I love to make stock. Anytime I have chicken bones left over, I chuck them in a pot, alongside any vegetables and fresh herbs in can dig out of my fridge. I use it mainly as a base for soups and risottos of all grains and colours. Even, if you have only a few small bones left, add a bay leaf, some parsley sprigs, an onion or spring onions, a clove of garlic, a stick of celery, a tomato, a carrot and you’re good to go. You don’t have all of the above? Substitute with some other herb or vegetable, it will still be better than what you get in a tetra pack at the store. Fill the pot with a litre (4-6 cups) of water, depending on the amount of veggies, and follow the instructions below.


  • Bones of 1 large chicken, cooked or raw
  • 1 leek
  • 3 carrots
  • 3 stalks celery with leaves
  • 1 large tomato
  • 1 large onion, not peeled
  • 3 cloves of garlic, peeled
  • 6 sprigs of parsley, washed
  • 1 teaspoon black peppercorns
  • 2 sprigs thyme
  • 2 bay leafs
  • 4 litres of water


1. wash leeks, carrots and celery and cut them into large chunks

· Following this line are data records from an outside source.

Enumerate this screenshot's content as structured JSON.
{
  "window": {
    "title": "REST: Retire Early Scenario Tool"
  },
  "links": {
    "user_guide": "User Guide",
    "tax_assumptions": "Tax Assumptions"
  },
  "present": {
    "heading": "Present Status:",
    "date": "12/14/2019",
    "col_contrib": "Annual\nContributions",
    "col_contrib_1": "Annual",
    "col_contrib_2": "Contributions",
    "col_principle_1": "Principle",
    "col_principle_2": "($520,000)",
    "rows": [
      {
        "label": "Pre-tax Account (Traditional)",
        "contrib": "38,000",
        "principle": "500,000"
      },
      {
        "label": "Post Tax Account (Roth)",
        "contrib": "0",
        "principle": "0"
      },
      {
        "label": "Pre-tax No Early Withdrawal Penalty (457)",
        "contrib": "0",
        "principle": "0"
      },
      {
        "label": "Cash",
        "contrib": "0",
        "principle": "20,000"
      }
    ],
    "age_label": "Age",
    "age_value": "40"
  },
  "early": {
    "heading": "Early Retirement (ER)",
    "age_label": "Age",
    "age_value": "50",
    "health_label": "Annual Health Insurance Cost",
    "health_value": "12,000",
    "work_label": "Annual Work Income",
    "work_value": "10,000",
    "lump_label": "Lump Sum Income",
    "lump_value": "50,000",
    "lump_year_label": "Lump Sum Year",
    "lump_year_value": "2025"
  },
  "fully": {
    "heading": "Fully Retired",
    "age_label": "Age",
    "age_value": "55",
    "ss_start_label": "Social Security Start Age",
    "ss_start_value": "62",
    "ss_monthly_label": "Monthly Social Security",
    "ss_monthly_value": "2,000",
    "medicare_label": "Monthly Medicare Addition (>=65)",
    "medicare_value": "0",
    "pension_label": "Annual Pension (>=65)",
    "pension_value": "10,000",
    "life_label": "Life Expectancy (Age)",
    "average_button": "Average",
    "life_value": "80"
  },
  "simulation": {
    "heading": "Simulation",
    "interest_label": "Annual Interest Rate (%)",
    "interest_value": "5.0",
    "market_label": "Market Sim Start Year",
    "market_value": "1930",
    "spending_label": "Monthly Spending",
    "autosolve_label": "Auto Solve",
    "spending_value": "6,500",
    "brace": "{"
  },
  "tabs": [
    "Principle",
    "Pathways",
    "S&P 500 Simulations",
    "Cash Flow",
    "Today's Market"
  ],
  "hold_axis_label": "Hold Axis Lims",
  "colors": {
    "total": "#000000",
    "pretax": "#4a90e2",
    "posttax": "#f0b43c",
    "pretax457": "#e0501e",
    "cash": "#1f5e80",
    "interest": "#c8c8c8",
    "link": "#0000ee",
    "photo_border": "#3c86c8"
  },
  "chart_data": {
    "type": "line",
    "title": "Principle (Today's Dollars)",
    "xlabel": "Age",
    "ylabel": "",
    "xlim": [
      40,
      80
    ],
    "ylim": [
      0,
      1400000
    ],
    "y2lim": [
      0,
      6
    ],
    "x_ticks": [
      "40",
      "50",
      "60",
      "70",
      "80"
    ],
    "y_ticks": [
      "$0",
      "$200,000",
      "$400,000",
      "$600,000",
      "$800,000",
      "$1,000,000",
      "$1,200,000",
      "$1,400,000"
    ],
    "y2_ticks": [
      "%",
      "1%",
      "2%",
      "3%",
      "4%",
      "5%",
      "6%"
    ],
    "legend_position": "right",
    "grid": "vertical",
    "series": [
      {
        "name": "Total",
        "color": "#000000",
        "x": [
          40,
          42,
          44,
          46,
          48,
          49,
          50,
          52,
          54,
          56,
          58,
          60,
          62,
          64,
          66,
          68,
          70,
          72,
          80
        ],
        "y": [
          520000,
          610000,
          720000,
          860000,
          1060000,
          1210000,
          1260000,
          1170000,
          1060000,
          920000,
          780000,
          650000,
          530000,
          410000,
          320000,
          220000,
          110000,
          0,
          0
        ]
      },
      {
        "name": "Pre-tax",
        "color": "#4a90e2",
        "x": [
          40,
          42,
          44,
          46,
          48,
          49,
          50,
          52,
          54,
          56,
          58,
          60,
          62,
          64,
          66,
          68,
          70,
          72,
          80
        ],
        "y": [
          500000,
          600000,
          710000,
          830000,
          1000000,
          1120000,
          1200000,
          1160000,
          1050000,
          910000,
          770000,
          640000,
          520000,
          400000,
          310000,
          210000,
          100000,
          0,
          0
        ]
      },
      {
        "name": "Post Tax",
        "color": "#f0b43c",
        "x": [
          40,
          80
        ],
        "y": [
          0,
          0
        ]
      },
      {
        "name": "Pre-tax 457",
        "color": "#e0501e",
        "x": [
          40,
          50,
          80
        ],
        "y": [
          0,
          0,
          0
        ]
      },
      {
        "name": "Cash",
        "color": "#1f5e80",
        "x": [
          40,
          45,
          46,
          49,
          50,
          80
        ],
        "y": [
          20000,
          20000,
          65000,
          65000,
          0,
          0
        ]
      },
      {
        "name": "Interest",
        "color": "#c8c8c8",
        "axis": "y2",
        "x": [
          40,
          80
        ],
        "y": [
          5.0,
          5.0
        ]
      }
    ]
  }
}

2. wash onion and cut into wedges with skin on

3. cut tomato into wedges

4. smash garlic cloves

5. rinse chicken bones (if raw) and place into large soup pot

6. add vegetables, parsley, thyme, bay leafs, peppercorns and water

7. put lid on pot, bring stock to a boil, reduce heat to low and let simmer for at least 2 hours. I like to simmer mine for 4-5 hours.

8. Let stock cool I pot. Place fine meshed colander ever large bowl in sink. Pour stock into colander and squeeze ingredients as hard as you can. That way you will get all of the lovely juices in your stock.

9. Place bowl with stock in the fridge for at least 4 hours. This way the fat in the stock with solidify and float on the top. It’s easy to scoop it out with a slotted spoon or small mesh strainer.

10. Stir stock before filling into containers for freezing.